*** Begin section ***
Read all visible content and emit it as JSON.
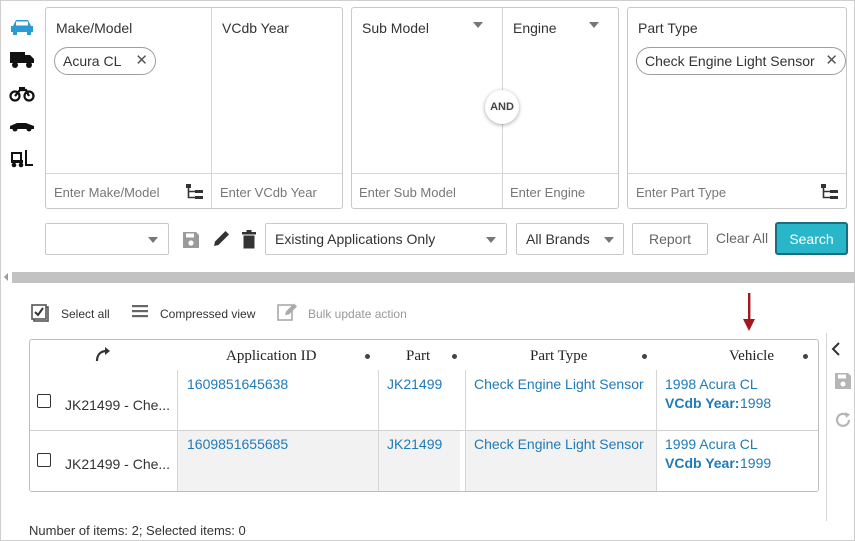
{
  "filters": {
    "make_model": {
      "title": "Make/Model",
      "chip": "Acura CL",
      "placeholder": "Enter Make/Model"
    },
    "vcdb_year": {
      "title": "VCdb Year",
      "placeholder": "Enter VCdb Year"
    },
    "sub_model": {
      "title": "Sub Model",
      "placeholder": "Enter Sub Model"
    },
    "engine": {
      "title": "Engine",
      "placeholder": "Enter Engine"
    },
    "and_label": "AND",
    "part_type": {
      "title": "Part Type",
      "chip": "Check Engine Light Sensor",
      "placeholder": "Enter Part Type"
    }
  },
  "toolbar": {
    "saved_search_value": "",
    "applications_select": "Existing Applications Only",
    "brands_select": "All Brands",
    "report_label": "Report",
    "clear_all_label": "Clear All",
    "search_label": "Search"
  },
  "grid_actions": {
    "select_all": "Select all",
    "compressed_view": "Compressed view",
    "bulk_update": "Bulk update action"
  },
  "table": {
    "headers": {
      "application_id": "Application ID",
      "part": "Part",
      "part_type": "Part Type",
      "vehicle": "Vehicle"
    },
    "rows": [
      {
        "name": "JK21499 - Che...",
        "application_id": "1609851645638",
        "part": "JK21499",
        "part_type": "Check Engine Light Sensor",
        "vehicle": "1998 Acura CL",
        "vcdb_label": "VCdb Year:",
        "vcdb_value": "1998"
      },
      {
        "name": "JK21499 - Che...",
        "application_id": "1609851655685",
        "part": "JK21499",
        "part_type": "Check Engine Light Sensor",
        "vehicle": "1999 Acura CL",
        "vcdb_label": "VCdb Year:",
        "vcdb_value": "1999"
      }
    ]
  },
  "footer": {
    "status": "Number of items: 2; Selected items: 0"
  },
  "colors": {
    "accent": "#2b9bd3",
    "search_bg": "#29b6c9",
    "link": "#1f7ab8",
    "arrow": "#a0191e"
  },
  "icons": [
    "car-icon",
    "truck-icon",
    "motorcycle-icon",
    "race-car-icon",
    "forklift-icon",
    "tree-icon",
    "save-icon",
    "pencil-icon",
    "trash-icon",
    "collapse-icon",
    "refresh-icon",
    "redo-arrow-icon"
  ]
}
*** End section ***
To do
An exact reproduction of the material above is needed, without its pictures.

Written answer
Read all visible content and emit it as JSON.
{
  "filters": {
    "make_model": {
      "title": "Make/Model",
      "chip": "Acura CL",
      "placeholder": "Enter Make/Model"
    },
    "vcdb_year": {
      "title": "VCdb Year",
      "placeholder": "Enter VCdb Year"
    },
    "sub_model": {
      "title": "Sub Model",
      "placeholder": "Enter Sub Model"
    },
    "engine": {
      "title": "Engine",
      "placeholder": "Enter Engine"
    },
    "and_label": "AND",
    "part_type": {
      "title": "Part Type",
      "chip": "Check Engine Light Sensor",
      "placeholder": "Enter Part Type"
    }
  },
  "toolbar": {
    "saved_search_value": "",
    "applications_select": "Existing Applications Only",
    "brands_select": "All Brands",
    "report_label": "Report",
    "clear_all_label": "Clear All",
    "search_label": "Search"
  },
  "grid_actions": {
    "select_all": "Select all",
    "compressed_view": "Compressed view",
    "bulk_update": "Bulk update action"
  },
  "table": {
    "headers": {
      "application_id": "Application ID",
      "part": "Part",
      "part_type": "Part Type",
      "vehicle": "Vehicle"
    },
    "rows": [
      {
        "name": "JK21499 - Che...",
        "application_id": "1609851645638",
        "part": "JK21499",
        "part_type": "Check Engine Light Sensor",
        "vehicle": "1998 Acura CL",
        "vcdb_label": "VCdb Year:",
        "vcdb_value": "1998"
      },
      {
        "name": "JK21499 - Che...",
        "application_id": "1609851655685",
        "part": "JK21499",
        "part_type": "Check Engine Light Sensor",
        "vehicle": "1999 Acura CL",
        "vcdb_label": "VCdb Year:",
        "vcdb_value": "1999"
      }
    ]
  },
  "footer": {
    "status": "Number of items: 2; Selected items: 0"
  },
  "colors": {
    "accent": "#2b9bd3",
    "search_bg": "#29b6c9",
    "link": "#1f7ab8",
    "arrow": "#a0191e"
  },
  "icons": [
    "car-icon",
    "truck-icon",
    "motorcycle-icon",
    "race-car-icon",
    "forklift-icon",
    "tree-icon",
    "save-icon",
    "pencil-icon",
    "trash-icon",
    "collapse-icon",
    "refresh-icon",
    "redo-arrow-icon"
  ]
}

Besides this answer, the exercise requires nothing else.